Office 2007 Training?

Microsoft's Jensen Harris on Office 2007: Welcome to the New User Interface.

One of the questions people ask about the new user interface is "how much training is required to get up to speed?"

Well, our design goal was to require no training at all. From the earliest prototypes, we were trying to design an experience so that people could sit down in front of Office 2007 and be effective right away at getting their work done. One of the reasons we didn't go more radical on the overall design was that we wanted to make the product comfortable to use--after all, at the end of the day, it's still Microsoft Office.

Jensen's job, of course, is to promote Office 2007. What he says may be true for those who have never used Microsoft Office, but he left out a few things.
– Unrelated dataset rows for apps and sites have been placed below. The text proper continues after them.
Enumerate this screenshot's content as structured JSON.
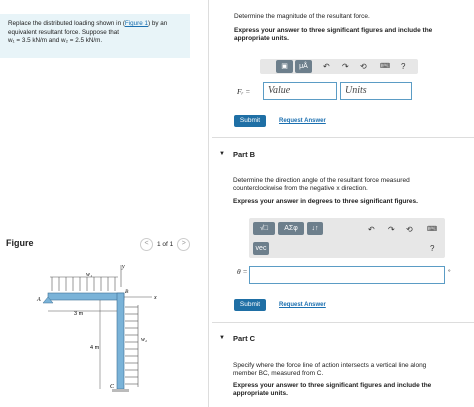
{
  "problem": {
    "text1": "Replace the distributed loading shown in (",
    "link": "Figure 1",
    "text2": ") by an",
    "line2": "equivalent resultant force. Suppose that",
    "line3": "w₁ = 3.5 kN/m and w₂ = 2.5 kN/m."
  },
  "figure": {
    "title": "Figure",
    "pager": "1 of 1",
    "prev": "<",
    "next": ">",
    "labels": {
      "w1": "w₁",
      "w2": "w₂",
      "y": "y",
      "x": "x",
      "A": "A",
      "B": "B",
      "C": "C",
      "d3": "3 m",
      "d4": "4 m"
    }
  },
  "partA": {
    "prompt": "Determine the magnitude of the resultant force.",
    "instruction": "Express your answer to three significant figures and include the appropriate units.",
    "toolbar": {
      "mu": "μÅ",
      "help": "?"
    },
    "label": "Fᵣ =",
    "value_placeholder": "Value",
    "units_placeholder": "Units",
    "submit": "Submit",
    "request": "Request Answer"
  },
  "partB": {
    "title": "Part B",
    "prompt1": "Determine the direction angle of the resultant force measured",
    "prompt2": "counterclockwise from the negative x direction.",
    "instruction": "Express your answer in degrees to three significant figures.",
    "toolbar": {
      "sqrt": "√□",
      "greek": "AΣφ",
      "arrows": "↓↑",
      "vec": "vec",
      "help": "?"
    },
    "label": "θ =",
    "unit": "°",
    "submit": "Submit",
    "request": "Request Answer"
  },
  "partC": {
    "title": "Part C",
    "prompt1": "Specify where the force line of action intersects a vertical line along",
    "prompt2": "member BC, measured from C.",
    "instruction": "Express your answer to three significant figures and include the appropriate units."
  }
}
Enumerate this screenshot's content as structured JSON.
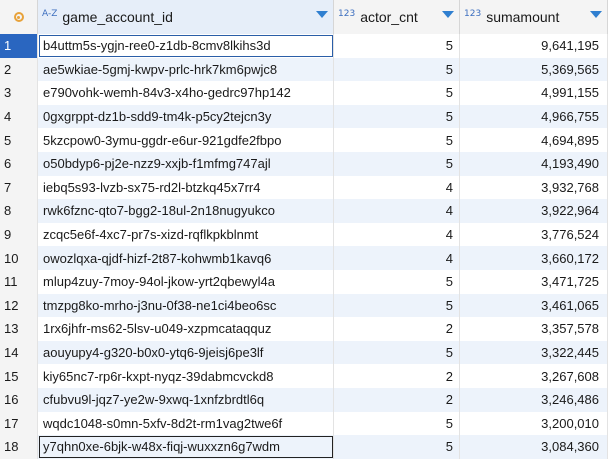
{
  "columns": [
    {
      "type_tag": "A-Z",
      "name": "game_account_id"
    },
    {
      "type_tag": "123",
      "name": "actor_cnt"
    },
    {
      "type_tag": "123",
      "name": "sumamount"
    }
  ],
  "rows": [
    {
      "n": "1",
      "id": "b4uttm5s-ygjn-ree0-z1db-8cmv8lkihs3d",
      "cnt": "5",
      "amt": "9,641,195"
    },
    {
      "n": "2",
      "id": "ae5wkiae-5gmj-kwpv-prlc-hrk7km6pwjc8",
      "cnt": "5",
      "amt": "5,369,565"
    },
    {
      "n": "3",
      "id": "e790vohk-wemh-84v3-x4ho-gedrc97hp142",
      "cnt": "5",
      "amt": "4,991,155"
    },
    {
      "n": "4",
      "id": "0gxgrppt-dz1b-sdd9-tm4k-p5cy2tejcn3y",
      "cnt": "5",
      "amt": "4,966,755"
    },
    {
      "n": "5",
      "id": "5kzcpow0-3ymu-ggdr-e6ur-921gdfe2fbpo",
      "cnt": "5",
      "amt": "4,694,895"
    },
    {
      "n": "6",
      "id": "o50bdyp6-pj2e-nzz9-xxjb-f1mfmg747ajl",
      "cnt": "5",
      "amt": "4,193,490"
    },
    {
      "n": "7",
      "id": "iebq5s93-lvzb-sx75-rd2l-btzkq45x7rr4",
      "cnt": "4",
      "amt": "3,932,768"
    },
    {
      "n": "8",
      "id": "rwk6fznc-qto7-bgg2-18ul-2n18nugyukco",
      "cnt": "4",
      "amt": "3,922,964"
    },
    {
      "n": "9",
      "id": "zcqc5e6f-4xc7-pr7s-xizd-rqflkpkblnmt",
      "cnt": "4",
      "amt": "3,776,524"
    },
    {
      "n": "10",
      "id": "owozlqxa-qjdf-hizf-2t87-kohwmb1kavq6",
      "cnt": "4",
      "amt": "3,660,172"
    },
    {
      "n": "11",
      "id": "mlup4zuy-7moy-94ol-jkow-yrt2qbewyl4a",
      "cnt": "5",
      "amt": "3,471,725"
    },
    {
      "n": "12",
      "id": "tmzpg8ko-mrho-j3nu-0f38-ne1ci4beo6sc",
      "cnt": "5",
      "amt": "3,461,065"
    },
    {
      "n": "13",
      "id": "1rx6jhfr-ms62-5lsv-u049-xzpmcataqquz",
      "cnt": "2",
      "amt": "3,357,578"
    },
    {
      "n": "14",
      "id": "aouyupy4-g320-b0x0-ytq6-9jeisj6pe3lf",
      "cnt": "5",
      "amt": "3,322,445"
    },
    {
      "n": "15",
      "id": "kiy65nc7-rp6r-kxpt-nyqz-39dabmcvckd8",
      "cnt": "2",
      "amt": "3,267,608"
    },
    {
      "n": "16",
      "id": "cfubvu9l-jqz7-ye2w-9xwq-1xnfzbrdtl6q",
      "cnt": "2",
      "amt": "3,246,486"
    },
    {
      "n": "17",
      "id": "wqdc1048-s0mn-5xfv-8d2t-rm1vag2twe6f",
      "cnt": "5",
      "amt": "3,200,010"
    },
    {
      "n": "18",
      "id": "y7qhn0xe-6bjk-w48x-fiqj-wuxxzn6g7wdm",
      "cnt": "5",
      "amt": "3,084,360"
    }
  ],
  "colors": {
    "selected_row_number_bg": "#2a66c0",
    "header_bg": "#f4f4f4",
    "stripe_bg": "#edf3fb",
    "type_tag": "#3d6fbf",
    "sort_arrow": "#2f7fd0",
    "corner_icon": "#e8a23a"
  }
}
Those who will have the most difficulty adapting are the great masses of office workers who have learned how to perform a dozen or so common tasks in Excel or Word, and they do them day after day. These people, for the most part, will experience serious frustration. In many cases, these workers don't even look at the "big picture." Rather, their task is broken down into a series of very specific steps that they've learned over the years. What happens when those steps no longer work?

Another potential source of frustration is the "deprecated features." Anyone who has followed the betas of Office 2007 know that quite a few features have been removed. Other features seem to be missing, but they are still available if you take some additional steps and them to your Quick Access Toolbar. The typical user won't know this.

Another problem. There are millions of customized Office apps in use that use toolbars and/or custom menus. If you load such a file in Office 2007, your familiar menu modifications and toolbars do not appear. Well, they are still there, but the user must know to click the Add-Ins tab. Then, all of the toolbars and menu modifications are visible, stuffed into a single unorganized chunk. Toolbars are no longer free-floating, and you may need to do some serious scrolling to even find the toolbar button you're looking for. And once a toolbar is displayed, there's no way to hide it.

I may be wrong, but I think it's unlikely that many large companies are going to perform massive upgrades to Office 2007. Those that do will require training, regardless of what Microsoft says.

Are the new Office 2007 features worth the effort and frustration? For some, yes. For most, no.